Alexander makes accessible poems that cannot be understood by native speakers of modern English without significant time and effort. Poems that nevertheless form the foundation of poetry in English and provide a window on the Anglo-Saxon world, its history, culture and values. This collection, despite its modest size, shows the range of modes and interests of Anglo-Saxon verse. Fragments such as The Battle of Maldon also make me wonder how much great literature has been lost irretreivably - a sad thought.
I received an e-ARC of this book for free from NetGalley in exchange for an honest review.
This book is really similar to the other two books in this series. So if you liked those, then you’ll probably like this one. That being said, I still think her first book is the strongest.
The subject matter of the book is very timely. A large majority of the poems center on the Me Too movement.

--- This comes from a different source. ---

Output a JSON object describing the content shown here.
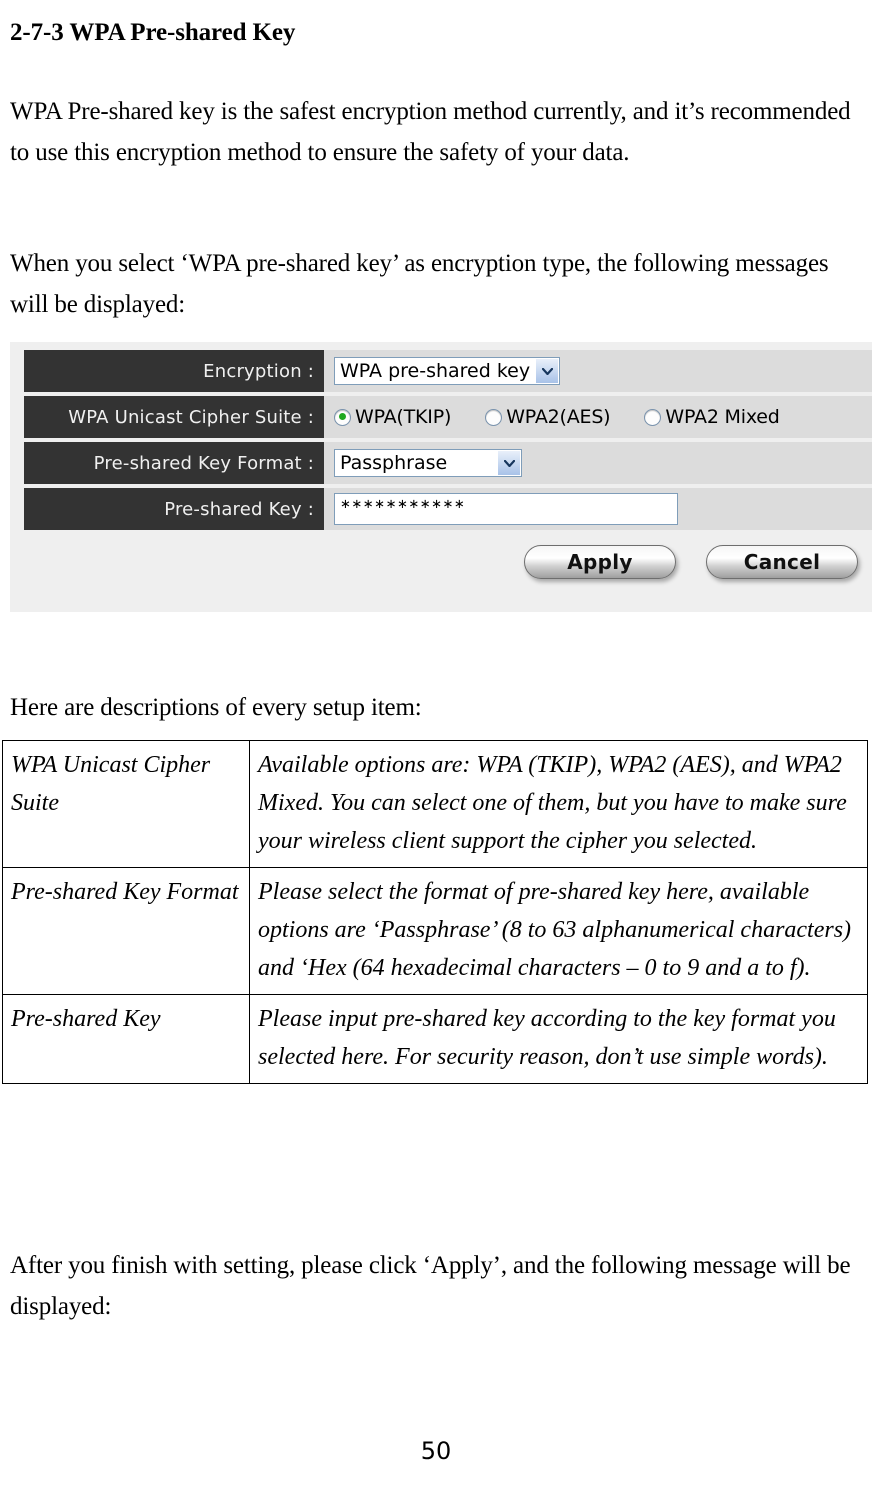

The theme of this book is mermaids/The Little Mermaid story. However, there wasn’t a lot of actual mermaid inspired poems. She seemed to revert back to princesses/queens and fairy tales in general. Given the focus on Me Too/sexual assault, there could have been a lot done with The Little Mermaid theme. To me it felt like a missed opportunity.
This collection also contains some guest poems from other poets and I loved that addition. It added some variety and it worked well with the Me Too message because it showed strength in numbers.
I did enjoy a lot of the poems. There were some that really spoke to me. I did love that one of her poems was an homage to The Chronicles of Narnia, which is one of my favorite book series of all time.
Overall, this collection is perfect for fans of Amanda Lovelace. If you’re looking for something different from her, you may want to skip this one.